Q: How do you think your experience filming Be Here Now and your position in the Be Here Now community will shape the rest of your life? Do you think that your connection with the Whitfield family has impacted how you live your life?
Lilibet: Making this film has been extraordinary and the most impactful experience of my career. Andy and Vashti’s courage, positive determination and the love and enthusiasm they put into their journey, is very inspiring and aspirational for me personally. Equally impactful is how they are able to powerfully achieve their goals and make their journey into something extraordinary, which Andy did by becoming a star at age 38, yet manage to live in the present and really appreciate their lives, despite the potential outcome. I knew this theoretically, but it is not easy to walk that fine line between living with purpose – manifesting your destiny, if you will – while being in the moment, and accepting and embracing what may unfold. I am now trying to actively do the last part of this in particular, which is a constant pursuit. The fact that we have an over 2.6 million person strong Be Here Now following and outpouring of support both from the public and the press, has been encouraging because I hope it means that this film is being helpful and inspiring to people, while shining a light on the need for more cancer research, treatment and patient support, as Andy hoped it would. If so, this would be the greatest gift to all of us behind the making of this film.
Q: What do you think is the most important thing audience members should be thinking about as they leave screenings of Be Here Now?
Lilibet: As I mentioned above, if I have managed to capture some of the essential universal elements of life, that we all share and care about such as our families, love, health, job, aspirations and challenges, then each viewer may take something different from the film, depending on what they bring into the theater. Even while I was making the film, some days it made me think of my relationship, my family, our health and obstacles, my career as a documentary maker or my personal goals. So, I hope that people will leave the theater thinking about how this story relates to their lives, and being inspired to go do something they have wanted to do, fulfill a dream or reach out to let others in their lives know how much they mean to them, as well as help them with their journeys with cancer or other health issues and challenges.
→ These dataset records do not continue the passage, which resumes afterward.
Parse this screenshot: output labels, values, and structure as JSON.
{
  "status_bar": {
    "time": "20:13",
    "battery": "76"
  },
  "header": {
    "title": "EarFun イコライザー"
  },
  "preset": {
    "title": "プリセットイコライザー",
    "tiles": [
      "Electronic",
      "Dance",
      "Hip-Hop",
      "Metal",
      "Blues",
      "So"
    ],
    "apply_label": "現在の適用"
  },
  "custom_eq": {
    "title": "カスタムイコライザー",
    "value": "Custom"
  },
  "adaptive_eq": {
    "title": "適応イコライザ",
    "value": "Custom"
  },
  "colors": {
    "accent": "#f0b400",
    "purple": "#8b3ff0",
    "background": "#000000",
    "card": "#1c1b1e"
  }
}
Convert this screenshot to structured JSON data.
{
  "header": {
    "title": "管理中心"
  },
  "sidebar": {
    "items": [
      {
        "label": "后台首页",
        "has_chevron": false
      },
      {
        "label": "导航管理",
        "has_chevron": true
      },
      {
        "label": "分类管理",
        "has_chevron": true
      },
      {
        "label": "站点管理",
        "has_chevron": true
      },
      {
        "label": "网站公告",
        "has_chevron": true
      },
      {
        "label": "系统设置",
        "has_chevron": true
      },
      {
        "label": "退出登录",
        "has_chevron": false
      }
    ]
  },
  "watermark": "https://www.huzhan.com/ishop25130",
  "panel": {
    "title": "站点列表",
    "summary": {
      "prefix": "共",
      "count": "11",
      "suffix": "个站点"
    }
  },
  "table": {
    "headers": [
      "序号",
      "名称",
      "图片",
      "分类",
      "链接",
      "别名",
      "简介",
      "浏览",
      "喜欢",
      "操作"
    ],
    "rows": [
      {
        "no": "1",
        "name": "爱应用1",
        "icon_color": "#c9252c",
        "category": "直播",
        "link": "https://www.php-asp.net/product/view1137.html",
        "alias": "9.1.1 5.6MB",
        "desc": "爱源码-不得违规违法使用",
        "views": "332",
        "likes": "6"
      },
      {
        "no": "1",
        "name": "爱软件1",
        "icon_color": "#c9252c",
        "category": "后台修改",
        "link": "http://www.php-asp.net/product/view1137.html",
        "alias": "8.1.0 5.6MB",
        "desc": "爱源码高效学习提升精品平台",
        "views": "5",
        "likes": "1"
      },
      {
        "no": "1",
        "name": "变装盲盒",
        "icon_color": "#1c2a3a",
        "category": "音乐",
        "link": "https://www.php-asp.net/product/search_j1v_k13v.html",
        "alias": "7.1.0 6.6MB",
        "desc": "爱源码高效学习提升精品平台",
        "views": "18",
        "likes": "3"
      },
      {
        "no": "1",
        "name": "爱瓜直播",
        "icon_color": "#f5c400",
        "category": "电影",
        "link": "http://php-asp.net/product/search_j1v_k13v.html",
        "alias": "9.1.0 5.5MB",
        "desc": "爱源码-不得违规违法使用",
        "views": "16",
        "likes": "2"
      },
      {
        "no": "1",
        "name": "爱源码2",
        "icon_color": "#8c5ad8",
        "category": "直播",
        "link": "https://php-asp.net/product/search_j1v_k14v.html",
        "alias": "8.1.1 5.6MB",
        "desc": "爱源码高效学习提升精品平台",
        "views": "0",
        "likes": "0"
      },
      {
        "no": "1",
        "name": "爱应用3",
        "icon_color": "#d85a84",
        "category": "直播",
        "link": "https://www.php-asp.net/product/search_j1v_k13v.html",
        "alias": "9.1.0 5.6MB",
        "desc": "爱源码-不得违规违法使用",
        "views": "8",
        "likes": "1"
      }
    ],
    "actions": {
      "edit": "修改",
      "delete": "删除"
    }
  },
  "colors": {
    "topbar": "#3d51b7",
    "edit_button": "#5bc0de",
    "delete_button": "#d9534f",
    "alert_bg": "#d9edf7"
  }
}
Of course, we hope readers and audiences will want to see the film by reserving tickets and encouraging others to see the film, as well as set up screenings of the film to raise awareness and funds for the incredible, powerful and necessary work of Cancer Support Community, by going to our website www.BeHereNowFilm.com.